The Red Scare spread across the country. Congress in 1919 had refused to sit the duly-elected Socialist Party representative from Wisconsin. New York state expelled five Socialist members from the state legislature. A clothes salesman, Joseph Yenowsky, was sentenced to six months in jail because he was accused of calling the Bolshevik revolutionary, Vladimir Lenin, “the most brainiest man in the world.”

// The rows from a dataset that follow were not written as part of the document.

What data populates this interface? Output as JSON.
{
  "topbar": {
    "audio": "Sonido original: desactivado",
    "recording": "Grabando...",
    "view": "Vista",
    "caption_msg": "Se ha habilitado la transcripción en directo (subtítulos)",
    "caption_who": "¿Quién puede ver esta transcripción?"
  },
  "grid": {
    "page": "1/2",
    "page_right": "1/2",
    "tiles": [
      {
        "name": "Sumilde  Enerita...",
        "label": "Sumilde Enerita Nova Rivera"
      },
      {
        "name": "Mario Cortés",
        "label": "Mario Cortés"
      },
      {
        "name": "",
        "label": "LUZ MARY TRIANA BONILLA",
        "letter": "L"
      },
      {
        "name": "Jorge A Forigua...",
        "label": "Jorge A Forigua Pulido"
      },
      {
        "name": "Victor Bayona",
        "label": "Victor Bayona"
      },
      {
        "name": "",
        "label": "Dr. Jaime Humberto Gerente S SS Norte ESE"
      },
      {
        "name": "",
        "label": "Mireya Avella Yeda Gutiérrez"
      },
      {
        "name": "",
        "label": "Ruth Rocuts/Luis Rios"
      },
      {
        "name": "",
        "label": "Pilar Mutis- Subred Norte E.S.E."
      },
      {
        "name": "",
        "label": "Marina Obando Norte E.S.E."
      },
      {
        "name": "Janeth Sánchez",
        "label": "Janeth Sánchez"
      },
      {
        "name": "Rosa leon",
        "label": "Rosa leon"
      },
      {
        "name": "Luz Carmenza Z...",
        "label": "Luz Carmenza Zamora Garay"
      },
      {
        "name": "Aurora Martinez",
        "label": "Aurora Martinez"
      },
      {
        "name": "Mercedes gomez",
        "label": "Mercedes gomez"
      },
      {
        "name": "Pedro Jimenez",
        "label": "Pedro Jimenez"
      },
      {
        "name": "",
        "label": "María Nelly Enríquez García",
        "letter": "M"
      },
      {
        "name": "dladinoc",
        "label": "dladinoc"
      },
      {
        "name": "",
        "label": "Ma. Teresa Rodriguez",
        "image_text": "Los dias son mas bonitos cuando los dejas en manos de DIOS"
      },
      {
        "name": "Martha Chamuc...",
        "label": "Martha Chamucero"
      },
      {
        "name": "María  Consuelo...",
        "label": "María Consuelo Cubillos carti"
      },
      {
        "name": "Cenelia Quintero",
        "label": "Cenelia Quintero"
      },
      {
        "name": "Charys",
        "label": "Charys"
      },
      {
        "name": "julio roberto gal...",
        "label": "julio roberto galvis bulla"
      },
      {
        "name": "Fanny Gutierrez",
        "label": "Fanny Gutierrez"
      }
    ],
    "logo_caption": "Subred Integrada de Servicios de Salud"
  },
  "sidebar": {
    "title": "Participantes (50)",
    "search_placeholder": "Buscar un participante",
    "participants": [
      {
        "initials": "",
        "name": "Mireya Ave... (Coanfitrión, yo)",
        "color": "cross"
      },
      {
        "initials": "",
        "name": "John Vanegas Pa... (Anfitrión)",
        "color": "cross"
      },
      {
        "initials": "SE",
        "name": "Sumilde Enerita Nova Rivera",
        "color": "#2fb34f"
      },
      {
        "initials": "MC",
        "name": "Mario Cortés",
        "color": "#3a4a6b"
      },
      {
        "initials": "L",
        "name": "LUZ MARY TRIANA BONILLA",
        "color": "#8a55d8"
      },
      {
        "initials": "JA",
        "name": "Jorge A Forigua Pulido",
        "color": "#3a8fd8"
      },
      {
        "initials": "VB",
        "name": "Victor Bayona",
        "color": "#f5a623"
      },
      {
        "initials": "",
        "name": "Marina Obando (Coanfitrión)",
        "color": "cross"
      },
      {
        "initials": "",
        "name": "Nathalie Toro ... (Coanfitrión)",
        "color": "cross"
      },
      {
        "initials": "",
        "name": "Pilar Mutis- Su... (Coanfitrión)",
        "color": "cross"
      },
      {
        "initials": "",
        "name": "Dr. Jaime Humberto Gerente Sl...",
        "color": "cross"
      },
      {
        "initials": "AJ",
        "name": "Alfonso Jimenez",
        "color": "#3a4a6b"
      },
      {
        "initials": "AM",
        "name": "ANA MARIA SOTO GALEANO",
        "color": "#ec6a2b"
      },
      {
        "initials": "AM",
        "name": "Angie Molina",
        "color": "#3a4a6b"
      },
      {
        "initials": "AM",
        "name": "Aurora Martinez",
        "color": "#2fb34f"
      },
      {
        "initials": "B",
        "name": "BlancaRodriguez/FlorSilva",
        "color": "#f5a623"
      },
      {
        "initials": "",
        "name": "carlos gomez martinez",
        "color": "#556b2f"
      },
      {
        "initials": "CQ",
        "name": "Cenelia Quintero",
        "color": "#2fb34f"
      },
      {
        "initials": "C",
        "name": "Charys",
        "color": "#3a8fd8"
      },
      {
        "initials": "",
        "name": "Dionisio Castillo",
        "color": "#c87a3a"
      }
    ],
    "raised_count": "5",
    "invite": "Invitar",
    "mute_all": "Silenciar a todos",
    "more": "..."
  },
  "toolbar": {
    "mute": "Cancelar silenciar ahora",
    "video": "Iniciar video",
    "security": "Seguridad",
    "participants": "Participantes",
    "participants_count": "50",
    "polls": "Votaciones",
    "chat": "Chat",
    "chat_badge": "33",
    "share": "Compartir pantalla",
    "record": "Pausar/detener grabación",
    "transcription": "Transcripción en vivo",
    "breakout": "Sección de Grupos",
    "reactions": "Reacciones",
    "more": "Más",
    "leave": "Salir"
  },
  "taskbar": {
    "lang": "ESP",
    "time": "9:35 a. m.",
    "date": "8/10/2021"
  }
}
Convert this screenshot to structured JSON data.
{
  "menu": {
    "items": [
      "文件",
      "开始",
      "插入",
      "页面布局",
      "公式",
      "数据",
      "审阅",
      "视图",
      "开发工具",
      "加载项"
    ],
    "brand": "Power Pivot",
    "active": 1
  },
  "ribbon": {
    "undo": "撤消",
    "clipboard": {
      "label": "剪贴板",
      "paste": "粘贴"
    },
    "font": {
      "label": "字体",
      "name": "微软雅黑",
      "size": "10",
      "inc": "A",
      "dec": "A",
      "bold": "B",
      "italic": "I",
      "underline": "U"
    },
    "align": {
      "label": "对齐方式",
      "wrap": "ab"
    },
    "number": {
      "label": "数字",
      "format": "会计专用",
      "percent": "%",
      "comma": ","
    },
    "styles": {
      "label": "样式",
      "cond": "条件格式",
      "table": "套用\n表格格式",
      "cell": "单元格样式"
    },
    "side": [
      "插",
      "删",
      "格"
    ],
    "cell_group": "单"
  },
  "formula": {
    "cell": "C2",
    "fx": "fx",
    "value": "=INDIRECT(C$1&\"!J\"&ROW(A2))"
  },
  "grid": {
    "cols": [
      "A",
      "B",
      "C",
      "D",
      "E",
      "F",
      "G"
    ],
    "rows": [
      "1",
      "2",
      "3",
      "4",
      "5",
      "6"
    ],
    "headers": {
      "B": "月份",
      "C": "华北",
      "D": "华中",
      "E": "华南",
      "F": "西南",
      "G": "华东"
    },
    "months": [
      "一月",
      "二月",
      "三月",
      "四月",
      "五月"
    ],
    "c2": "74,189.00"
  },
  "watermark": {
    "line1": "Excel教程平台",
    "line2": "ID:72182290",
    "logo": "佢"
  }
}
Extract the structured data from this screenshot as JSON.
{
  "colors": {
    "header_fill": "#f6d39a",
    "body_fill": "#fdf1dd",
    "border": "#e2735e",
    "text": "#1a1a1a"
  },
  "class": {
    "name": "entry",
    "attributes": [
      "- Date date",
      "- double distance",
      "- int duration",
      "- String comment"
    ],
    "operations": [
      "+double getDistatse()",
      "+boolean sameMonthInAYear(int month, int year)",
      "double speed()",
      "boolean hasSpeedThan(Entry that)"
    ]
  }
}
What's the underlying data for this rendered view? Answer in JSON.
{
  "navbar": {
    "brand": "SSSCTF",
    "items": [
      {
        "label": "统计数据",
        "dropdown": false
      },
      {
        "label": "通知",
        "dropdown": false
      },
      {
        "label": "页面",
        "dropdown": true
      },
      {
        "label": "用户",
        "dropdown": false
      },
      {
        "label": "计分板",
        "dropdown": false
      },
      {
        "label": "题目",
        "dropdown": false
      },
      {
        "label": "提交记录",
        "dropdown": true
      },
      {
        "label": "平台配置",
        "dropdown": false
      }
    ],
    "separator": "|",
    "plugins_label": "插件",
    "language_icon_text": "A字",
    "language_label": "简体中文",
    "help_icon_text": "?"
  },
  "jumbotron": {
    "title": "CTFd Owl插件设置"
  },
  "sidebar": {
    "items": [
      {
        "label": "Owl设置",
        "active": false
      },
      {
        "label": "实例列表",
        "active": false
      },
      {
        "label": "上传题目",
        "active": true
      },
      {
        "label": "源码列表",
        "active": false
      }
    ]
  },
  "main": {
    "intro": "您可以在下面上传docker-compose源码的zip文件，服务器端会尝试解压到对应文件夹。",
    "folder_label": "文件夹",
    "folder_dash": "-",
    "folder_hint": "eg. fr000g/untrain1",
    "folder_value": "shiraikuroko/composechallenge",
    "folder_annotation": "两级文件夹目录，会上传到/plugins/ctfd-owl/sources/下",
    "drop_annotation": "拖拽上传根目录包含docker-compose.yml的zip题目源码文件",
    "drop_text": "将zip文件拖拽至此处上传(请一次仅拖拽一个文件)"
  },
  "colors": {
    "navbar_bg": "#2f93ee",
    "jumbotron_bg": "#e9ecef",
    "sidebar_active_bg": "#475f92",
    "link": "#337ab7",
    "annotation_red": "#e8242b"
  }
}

The Red Scare influenced the court trial of two Italian anarchists, Nicola Sacco and Bartolomeo Vanzetti. Sacco and Vanzetti were arrested for the murder of Alessandro Berardelli in Braintree, Massachusetts, a suburb of Boston, on April 15, 1920. The evidence against Sacco rested on the testimony of ballistics experts that the bullet found in Berardelli’s body was “consistent with being fired from [Sacco’s] pistol,” but the evidence against Vanzetti was purely circumstantial. Despite this, the jury found both men guilty of murder, and the judge sentenced them to death.
A series of appeals on the part of Sacco and Vanzetti’s lawyers to spare them from the electric chair were unsuccessful, and both were executed at midnight of August 23, 1927. As the guard secured him to the electric chair, Nicola Sacco cried out in Italian, “long live anarchy!” Then, more quietly, and in English, “Farewell my wife and child and all my friends.” Bartolomeo Vanzetti, having entered the death chamber, said: “I wish to say to you that I am innocent. I have never done a crime, some sins, but never any crime. I thank you for everything you have done for me. I am innocent of all crime, not only this one, but of all, all. I am an innocent man.” As the guards prepared him for execution, Vanzetti said, “I now wish to forgive some people for what they are doing to me.”
By the time Sacco and Vanzetti were executed, Attorney General Palmer was a distant memory. Under Secretary William Wilson and his assistant, Louis Post, the United States Labor Department began to grant fair hearings to aliens arrested by Palmer. Almost one-half of those seized by Palmer’s men in a great raid in January 1920 were released. When Palmer demanded that Post be fired, the latter defended himself before Congress. Even his greatest critics could not accuse Post of any impropriety.
Palmer finally did himself in by issuing a series of warnings that the Reds would launch a revolution to overthrow the United States government on May 1, 1920. The National Guard was called out, the New York Police Department was put on special 24-hour duty to meet the Red threat. But May 1 came and went, and no revolution materialized. Palmer’s reputation was ruined and the Red Scare dissipated with the coming of the Harding administration in 1921.
A "Red" Song by Joe Hill
The Swedish-American, Joe Hill (Joel Emmanuel Hägglund, 1879-1915), was an IWW member and a songwriter, known for his “revolutionary” ballads. “The Preacher and the Slave” is among the most famous of his songs, a parody on the old Protestant hymn, “In the Sweet By and By.”